Your answer should be the full set of entries, given again without alteration.

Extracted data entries
*** Begin section ***

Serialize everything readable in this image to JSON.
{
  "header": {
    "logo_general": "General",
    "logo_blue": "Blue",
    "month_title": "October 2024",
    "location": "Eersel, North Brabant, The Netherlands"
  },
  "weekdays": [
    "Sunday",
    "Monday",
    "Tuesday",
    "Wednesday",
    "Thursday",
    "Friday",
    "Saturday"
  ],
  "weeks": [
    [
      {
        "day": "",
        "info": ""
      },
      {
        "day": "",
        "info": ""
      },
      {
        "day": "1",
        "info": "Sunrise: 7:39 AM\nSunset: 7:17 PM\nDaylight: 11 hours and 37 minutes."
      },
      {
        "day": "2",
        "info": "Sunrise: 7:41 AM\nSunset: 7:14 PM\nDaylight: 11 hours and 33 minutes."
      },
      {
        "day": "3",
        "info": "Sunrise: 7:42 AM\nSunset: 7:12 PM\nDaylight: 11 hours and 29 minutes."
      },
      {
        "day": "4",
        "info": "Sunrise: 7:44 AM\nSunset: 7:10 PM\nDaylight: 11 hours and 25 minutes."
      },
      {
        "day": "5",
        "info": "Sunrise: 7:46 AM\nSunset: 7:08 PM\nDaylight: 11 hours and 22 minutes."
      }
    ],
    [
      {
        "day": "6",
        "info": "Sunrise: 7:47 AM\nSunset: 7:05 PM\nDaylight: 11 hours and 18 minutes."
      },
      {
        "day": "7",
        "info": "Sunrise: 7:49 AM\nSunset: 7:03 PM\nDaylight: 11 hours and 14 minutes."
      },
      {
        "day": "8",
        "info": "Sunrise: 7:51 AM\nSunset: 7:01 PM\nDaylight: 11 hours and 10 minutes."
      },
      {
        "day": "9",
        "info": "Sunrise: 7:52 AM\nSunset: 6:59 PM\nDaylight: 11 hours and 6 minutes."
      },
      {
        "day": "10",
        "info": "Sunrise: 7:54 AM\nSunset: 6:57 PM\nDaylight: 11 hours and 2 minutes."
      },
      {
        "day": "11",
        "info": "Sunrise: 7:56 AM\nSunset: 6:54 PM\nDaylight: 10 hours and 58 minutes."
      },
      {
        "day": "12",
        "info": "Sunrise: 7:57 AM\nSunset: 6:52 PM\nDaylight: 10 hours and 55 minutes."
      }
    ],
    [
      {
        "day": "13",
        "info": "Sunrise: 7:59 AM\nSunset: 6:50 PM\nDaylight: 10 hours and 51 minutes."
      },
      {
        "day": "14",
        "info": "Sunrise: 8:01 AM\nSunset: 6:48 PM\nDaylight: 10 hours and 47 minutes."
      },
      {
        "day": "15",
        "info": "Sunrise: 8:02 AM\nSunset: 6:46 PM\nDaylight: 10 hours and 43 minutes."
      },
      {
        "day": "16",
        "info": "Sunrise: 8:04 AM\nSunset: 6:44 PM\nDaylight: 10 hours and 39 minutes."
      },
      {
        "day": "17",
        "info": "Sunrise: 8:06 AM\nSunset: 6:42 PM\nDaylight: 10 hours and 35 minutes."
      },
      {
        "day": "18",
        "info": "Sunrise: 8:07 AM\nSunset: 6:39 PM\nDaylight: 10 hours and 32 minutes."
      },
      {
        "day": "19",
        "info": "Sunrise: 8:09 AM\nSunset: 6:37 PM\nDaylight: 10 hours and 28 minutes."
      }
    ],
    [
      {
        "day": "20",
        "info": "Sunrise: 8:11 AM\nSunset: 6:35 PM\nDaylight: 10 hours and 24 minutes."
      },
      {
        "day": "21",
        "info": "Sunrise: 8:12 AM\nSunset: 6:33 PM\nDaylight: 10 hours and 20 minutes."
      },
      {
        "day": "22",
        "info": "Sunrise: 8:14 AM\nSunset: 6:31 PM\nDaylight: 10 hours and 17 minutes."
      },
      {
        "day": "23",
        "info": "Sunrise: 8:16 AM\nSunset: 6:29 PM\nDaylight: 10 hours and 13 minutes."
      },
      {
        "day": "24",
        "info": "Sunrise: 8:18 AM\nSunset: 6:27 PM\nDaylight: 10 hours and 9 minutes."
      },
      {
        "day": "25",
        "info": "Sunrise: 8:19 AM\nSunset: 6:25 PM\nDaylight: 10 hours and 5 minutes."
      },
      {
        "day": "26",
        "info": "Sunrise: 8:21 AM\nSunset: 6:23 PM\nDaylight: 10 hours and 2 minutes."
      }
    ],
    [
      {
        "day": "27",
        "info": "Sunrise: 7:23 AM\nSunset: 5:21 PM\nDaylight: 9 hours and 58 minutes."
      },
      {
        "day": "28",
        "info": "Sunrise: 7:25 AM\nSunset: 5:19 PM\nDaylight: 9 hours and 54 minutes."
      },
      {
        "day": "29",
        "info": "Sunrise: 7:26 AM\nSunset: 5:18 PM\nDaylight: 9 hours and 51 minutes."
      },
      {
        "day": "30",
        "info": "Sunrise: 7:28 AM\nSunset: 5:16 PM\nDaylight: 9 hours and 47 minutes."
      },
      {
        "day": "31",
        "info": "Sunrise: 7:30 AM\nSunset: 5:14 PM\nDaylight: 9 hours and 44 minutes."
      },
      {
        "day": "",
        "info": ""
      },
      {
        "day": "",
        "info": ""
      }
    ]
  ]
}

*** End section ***

- Response to the task
Serialize everything readable in this image to JSON.
{
  "header": {
    "logo_general": "General",
    "logo_blue": "Blue",
    "month_title": "October 2024",
    "location": "Eersel, North Brabant, The Netherlands"
  },
  "weekdays": [
    "Sunday",
    "Monday",
    "Tuesday",
    "Wednesday",
    "Thursday",
    "Friday",
    "Saturday"
  ],
  "weeks": [
    [
      {
        "day": "",
        "info": ""
      },
      {
        "day": "",
        "info": ""
      },
      {
        "day": "1",
        "info": "Sunrise: 7:39 AM\nSunset: 7:17 PM\nDaylight: 11 hours and 37 minutes."
      },
      {
        "day": "2",
        "info": "Sunrise: 7:41 AM\nSunset: 7:14 PM\nDaylight: 11 hours and 33 minutes."
      },
      {
        "day": "3",
        "info": "Sunrise: 7:42 AM\nSunset: 7:12 PM\nDaylight: 11 hours and 29 minutes."
      },
      {
        "day": "4",
        "info": "Sunrise: 7:44 AM\nSunset: 7:10 PM\nDaylight: 11 hours and 25 minutes."
      },
      {
        "day": "5",
        "info": "Sunrise: 7:46 AM\nSunset: 7:08 PM\nDaylight: 11 hours and 22 minutes."
      }
    ],
    [
      {
        "day": "6",
        "info": "Sunrise: 7:47 AM\nSunset: 7:05 PM\nDaylight: 11 hours and 18 minutes."
      },
      {
        "day": "7",
        "info": "Sunrise: 7:49 AM\nSunset: 7:03 PM\nDaylight: 11 hours and 14 minutes."
      },
      {
        "day": "8",
        "info": "Sunrise: 7:51 AM\nSunset: 7:01 PM\nDaylight: 11 hours and 10 minutes."
      },
      {
        "day": "9",
        "info": "Sunrise: 7:52 AM\nSunset: 6:59 PM\nDaylight: 11 hours and 6 minutes."
      },
      {
        "day": "10",
        "info": "Sunrise: 7:54 AM\nSunset: 6:57 PM\nDaylight: 11 hours and 2 minutes."
      },
      {
        "day": "11",
        "info": "Sunrise: 7:56 AM\nSunset: 6:54 PM\nDaylight: 10 hours and 58 minutes."
      },
      {
        "day": "12",
        "info": "Sunrise: 7:57 AM\nSunset: 6:52 PM\nDaylight: 10 hours and 55 minutes."
      }
    ],
    [
      {
        "day": "13",
        "info": "Sunrise: 7:59 AM\nSunset: 6:50 PM\nDaylight: 10 hours and 51 minutes."
      },
      {
        "day": "14",
        "info": "Sunrise: 8:01 AM\nSunset: 6:48 PM\nDaylight: 10 hours and 47 minutes."
      },
      {
        "day": "15",
        "info": "Sunrise: 8:02 AM\nSunset: 6:46 PM\nDaylight: 10 hours and 43 minutes."
      },
      {
        "day": "16",
        "info": "Sunrise: 8:04 AM\nSunset: 6:44 PM\nDaylight: 10 hours and 39 minutes."
      },
      {
        "day": "17",
        "info": "Sunrise: 8:06 AM\nSunset: 6:42 PM\nDaylight: 10 hours and 35 minutes."
      },
      {
        "day": "18",
        "info": "Sunrise: 8:07 AM\nSunset: 6:39 PM\nDaylight: 10 hours and 32 minutes."
      },
      {
        "day": "19",
        "info": "Sunrise: 8:09 AM\nSunset: 6:37 PM\nDaylight: 10 hours and 28 minutes."
      }
    ],
    [
      {
        "day": "20",
        "info": "Sunrise: 8:11 AM\nSunset: 6:35 PM\nDaylight: 10 hours and 24 minutes."
      },
      {
        "day": "21",
        "info": "Sunrise: 8:12 AM\nSunset: 6:33 PM\nDaylight: 10 hours and 20 minutes."
      },
      {
        "day": "22",
        "info": "Sunrise: 8:14 AM\nSunset: 6:31 PM\nDaylight: 10 hours and 17 minutes."
      },
      {
        "day": "23",
        "info": "Sunrise: 8:16 AM\nSunset: 6:29 PM\nDaylight: 10 hours and 13 minutes."
      },
      {
        "day": "24",
        "info": "Sunrise: 8:18 AM\nSunset: 6:27 PM\nDaylight: 10 hours and 9 minutes."
      },
      {
        "day": "25",
        "info": "Sunrise: 8:19 AM\nSunset: 6:25 PM\nDaylight: 10 hours and 5 minutes."
      },
      {
        "day": "26",
        "info": "Sunrise: 8:21 AM\nSunset: 6:23 PM\nDaylight: 10 hours and 2 minutes."
      }
    ],
    [
      {
        "day": "27",
        "info": "Sunrise: 7:23 AM\nSunset: 5:21 PM\nDaylight: 9 hours and 58 minutes."
      },
      {
        "day": "28",
        "info": "Sunrise: 7:25 AM\nSunset: 5:19 PM\nDaylight: 9 hours and 54 minutes."
      },
      {
        "day": "29",
        "info": "Sunrise: 7:26 AM\nSunset: 5:18 PM\nDaylight: 9 hours and 51 minutes."
      },
      {
        "day": "30",
        "info": "Sunrise: 7:28 AM\nSunset: 5:16 PM\nDaylight: 9 hours and 47 minutes."
      },
      {
        "day": "31",
        "info": "Sunrise: 7:30 AM\nSunset: 5:14 PM\nDaylight: 9 hours and 44 minutes."
      },
      {
        "day": "",
        "info": ""
      },
      {
        "day": "",
        "info": ""
      }
    ]
  ]
}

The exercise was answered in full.